== Data for this task

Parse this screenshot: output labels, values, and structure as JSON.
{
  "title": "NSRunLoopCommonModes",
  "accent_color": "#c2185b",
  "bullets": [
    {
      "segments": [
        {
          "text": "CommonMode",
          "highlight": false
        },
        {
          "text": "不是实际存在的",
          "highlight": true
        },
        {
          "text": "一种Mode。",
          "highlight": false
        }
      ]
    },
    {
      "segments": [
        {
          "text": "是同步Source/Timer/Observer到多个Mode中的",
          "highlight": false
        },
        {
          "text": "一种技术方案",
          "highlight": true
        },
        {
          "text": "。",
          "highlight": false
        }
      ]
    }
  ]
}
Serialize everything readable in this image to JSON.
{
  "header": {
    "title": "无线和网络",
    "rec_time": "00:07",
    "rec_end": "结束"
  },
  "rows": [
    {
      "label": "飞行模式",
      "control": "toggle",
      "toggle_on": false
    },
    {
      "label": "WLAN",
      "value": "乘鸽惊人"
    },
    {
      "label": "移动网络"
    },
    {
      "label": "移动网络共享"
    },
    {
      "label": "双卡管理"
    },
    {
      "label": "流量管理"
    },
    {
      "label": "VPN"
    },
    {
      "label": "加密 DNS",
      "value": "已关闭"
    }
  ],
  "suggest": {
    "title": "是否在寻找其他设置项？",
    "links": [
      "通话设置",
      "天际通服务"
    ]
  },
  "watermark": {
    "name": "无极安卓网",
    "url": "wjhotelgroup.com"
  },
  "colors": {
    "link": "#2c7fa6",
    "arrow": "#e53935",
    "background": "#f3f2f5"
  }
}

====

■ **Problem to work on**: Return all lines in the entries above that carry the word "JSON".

■ **Finished task**:
Parse this screenshot: output labels, values, and structure as JSON.
Serialize everything readable in this image to JSON.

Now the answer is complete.